::: SUPPLIED ENTRIES :::

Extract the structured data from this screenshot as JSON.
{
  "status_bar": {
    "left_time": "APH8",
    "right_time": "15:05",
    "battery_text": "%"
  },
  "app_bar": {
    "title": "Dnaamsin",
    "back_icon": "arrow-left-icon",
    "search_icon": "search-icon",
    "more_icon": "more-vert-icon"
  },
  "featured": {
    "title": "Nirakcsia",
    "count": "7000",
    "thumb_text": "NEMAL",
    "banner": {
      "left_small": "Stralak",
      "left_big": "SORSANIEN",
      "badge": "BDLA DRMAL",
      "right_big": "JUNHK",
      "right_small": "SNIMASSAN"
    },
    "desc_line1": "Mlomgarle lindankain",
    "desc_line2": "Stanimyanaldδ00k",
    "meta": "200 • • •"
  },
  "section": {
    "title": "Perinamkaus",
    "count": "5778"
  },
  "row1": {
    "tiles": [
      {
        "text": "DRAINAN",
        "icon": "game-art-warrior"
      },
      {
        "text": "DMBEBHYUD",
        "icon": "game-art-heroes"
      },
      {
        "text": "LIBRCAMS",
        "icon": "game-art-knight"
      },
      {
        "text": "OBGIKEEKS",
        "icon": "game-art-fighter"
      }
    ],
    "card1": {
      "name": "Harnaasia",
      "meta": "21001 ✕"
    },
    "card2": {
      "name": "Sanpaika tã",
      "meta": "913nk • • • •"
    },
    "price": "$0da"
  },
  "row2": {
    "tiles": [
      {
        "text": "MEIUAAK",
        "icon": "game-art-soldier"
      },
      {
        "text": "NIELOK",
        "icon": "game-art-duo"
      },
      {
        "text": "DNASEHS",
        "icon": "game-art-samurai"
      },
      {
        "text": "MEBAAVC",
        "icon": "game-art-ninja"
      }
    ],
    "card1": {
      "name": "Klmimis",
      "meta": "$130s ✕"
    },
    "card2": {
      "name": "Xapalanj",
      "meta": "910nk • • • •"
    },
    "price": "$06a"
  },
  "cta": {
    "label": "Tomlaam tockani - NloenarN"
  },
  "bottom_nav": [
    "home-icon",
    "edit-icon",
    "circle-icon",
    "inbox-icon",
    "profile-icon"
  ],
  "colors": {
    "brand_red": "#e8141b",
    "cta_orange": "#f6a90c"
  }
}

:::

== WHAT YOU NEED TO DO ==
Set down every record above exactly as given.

== ANSWER SPACE ==
Extract the structured data from this screenshot as JSON.
{
  "status_bar": {
    "left_time": "APH8",
    "right_time": "15:05",
    "battery_text": "%"
  },
  "app_bar": {
    "title": "Dnaamsin",
    "back_icon": "arrow-left-icon",
    "search_icon": "search-icon",
    "more_icon": "more-vert-icon"
  },
  "featured": {
    "title": "Nirakcsia",
    "count": "7000",
    "thumb_text": "NEMAL",
    "banner": {
      "left_small": "Stralak",
      "left_big": "SORSANIEN",
      "badge": "BDLA DRMAL",
      "right_big": "JUNHK",
      "right_small": "SNIMASSAN"
    },
    "desc_line1": "Mlomgarle lindankain",
    "desc_line2": "Stanimyanaldδ00k",
    "meta": "200 • • •"
  },
  "section": {
    "title": "Perinamkaus",
    "count": "5778"
  },
  "row1": {
    "tiles": [
      {
        "text": "DRAINAN",
        "icon": "game-art-warrior"
      },
      {
        "text": "DMBEBHYUD",
        "icon": "game-art-heroes"
      },
      {
        "text": "LIBRCAMS",
        "icon": "game-art-knight"
      },
      {
        "text": "OBGIKEEKS",
        "icon": "game-art-fighter"
      }
    ],
    "card1": {
      "name": "Harnaasia",
      "meta": "21001 ✕"
    },
    "card2": {
      "name": "Sanpaika tã",
      "meta": "913nk • • • •"
    },
    "price": "$0da"
  },
  "row2": {
    "tiles": [
      {
        "text": "MEIUAAK",
        "icon": "game-art-soldier"
      },
      {
        "text": "NIELOK",
        "icon": "game-art-duo"
      },
      {
        "text": "DNASEHS",
        "icon": "game-art-samurai"
      },
      {
        "text": "MEBAAVC",
        "icon": "game-art-ninja"
      }
    ],
    "card1": {
      "name": "Klmimis",
      "meta": "$130s ✕"
    },
    "card2": {
      "name": "Xapalanj",
      "meta": "910nk • • • •"
    },
    "price": "$06a"
  },
  "cta": {
    "label": "Tomlaam tockani - NloenarN"
  },
  "bottom_nav": [
    "home-icon",
    "edit-icon",
    "circle-icon",
    "inbox-icon",
    "profile-icon"
  ],
  "colors": {
    "brand_red": "#e8141b",
    "cta_orange": "#f6a90c"
  }
}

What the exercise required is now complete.